29/2 > 1, cubic had only 1 real root, for n=0:

x = 2/3*cosh(acosh(29/2)/3) + 1/3 ≈ 1.465571232
08-10-2022, 06:01 PM (This post was last modified: 08-11-2022 01:12 PM by Albert Chan.)
Post: #8
 Albert Chan Senior Member Posts: 2,562 Joined: Jul 2018
RE: HP71B IBOUND fooled
(08-10-2022 04:48 PM)Albert Chan Wrote:  For cubic(a,b), (sin,asin) → (cos,acos), we *still* get solutions of cubic, albeit in different order.

Let θ = asin(4b/sqrt(4*a/3)^3)

(0 - θ)/3 = pi/2 - (2*pi - (pi/2-θ))/3
(2*pi - θ)/3 = pi/2 - (0 - (pi/2-θ))/3

Swapping sin/asin to cos/acos, or vice versa, first 2 solutions order also swapped.

Again, Super Golden ratio example, for all roots.

XCAS> cubic(1/3, 29/27) .+ 1/3.

[-0.232786+0.792552*i, 1.46557+5.60374e-17*i, -0.232786-0.792552*i]

XCAS> cubic2(1/3, 29/27) .+ 1/3.

[1.46557, -0.232786+0.792552*i, -0.232786-0.792552*i]

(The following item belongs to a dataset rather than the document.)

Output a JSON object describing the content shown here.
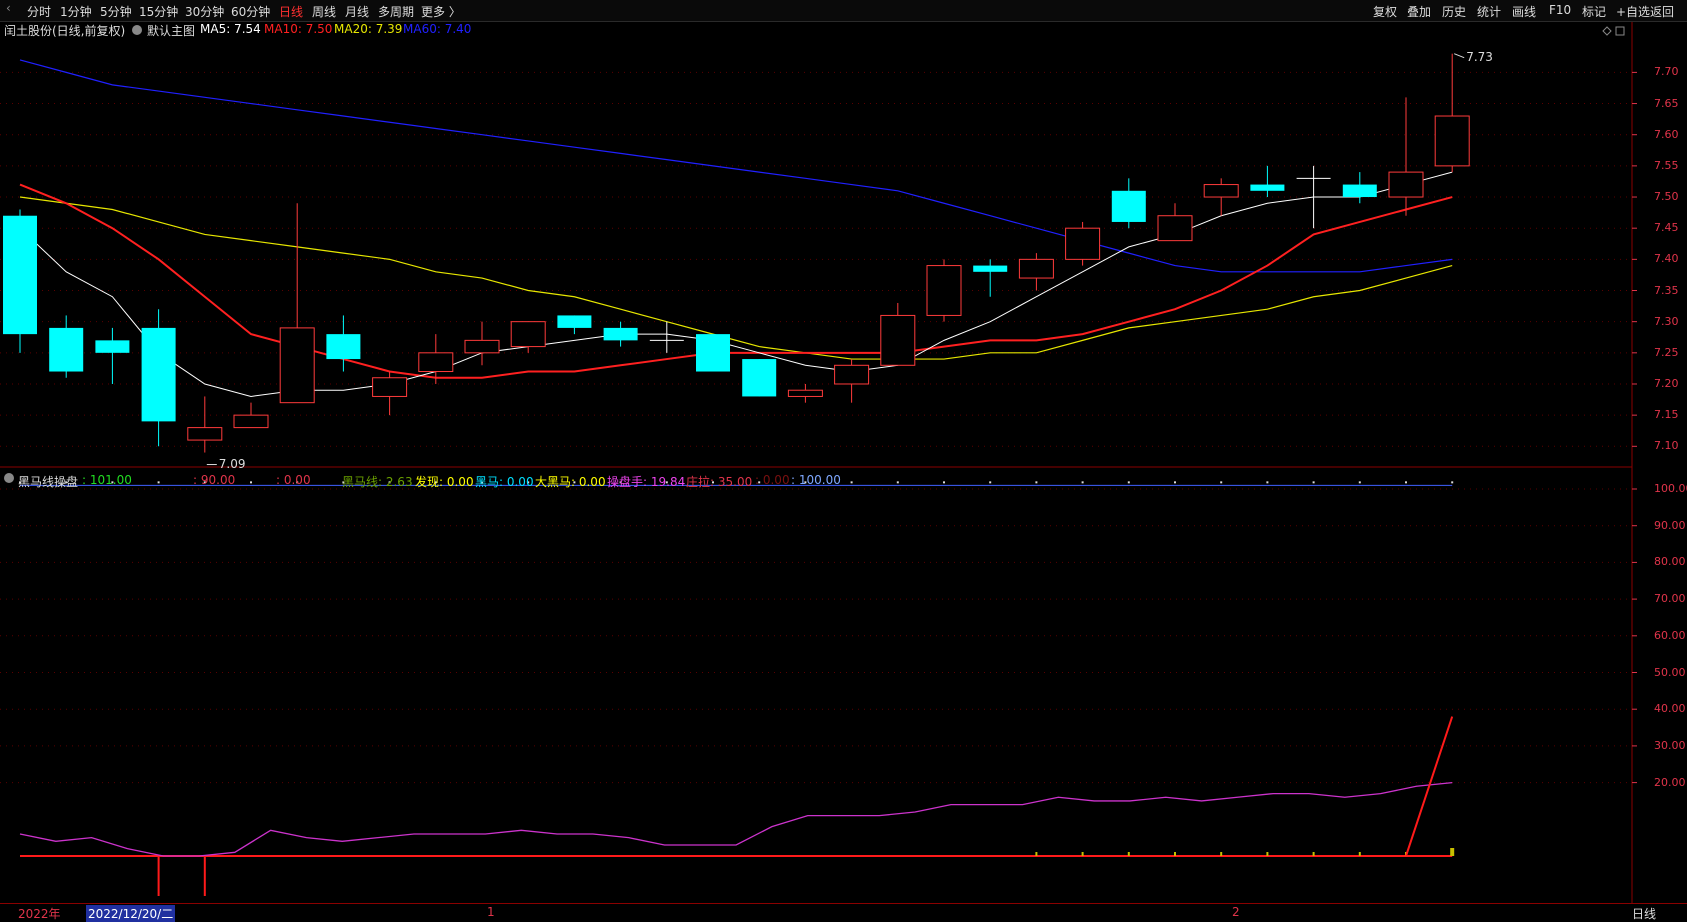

Explanation of algebraic way to solve cubic roots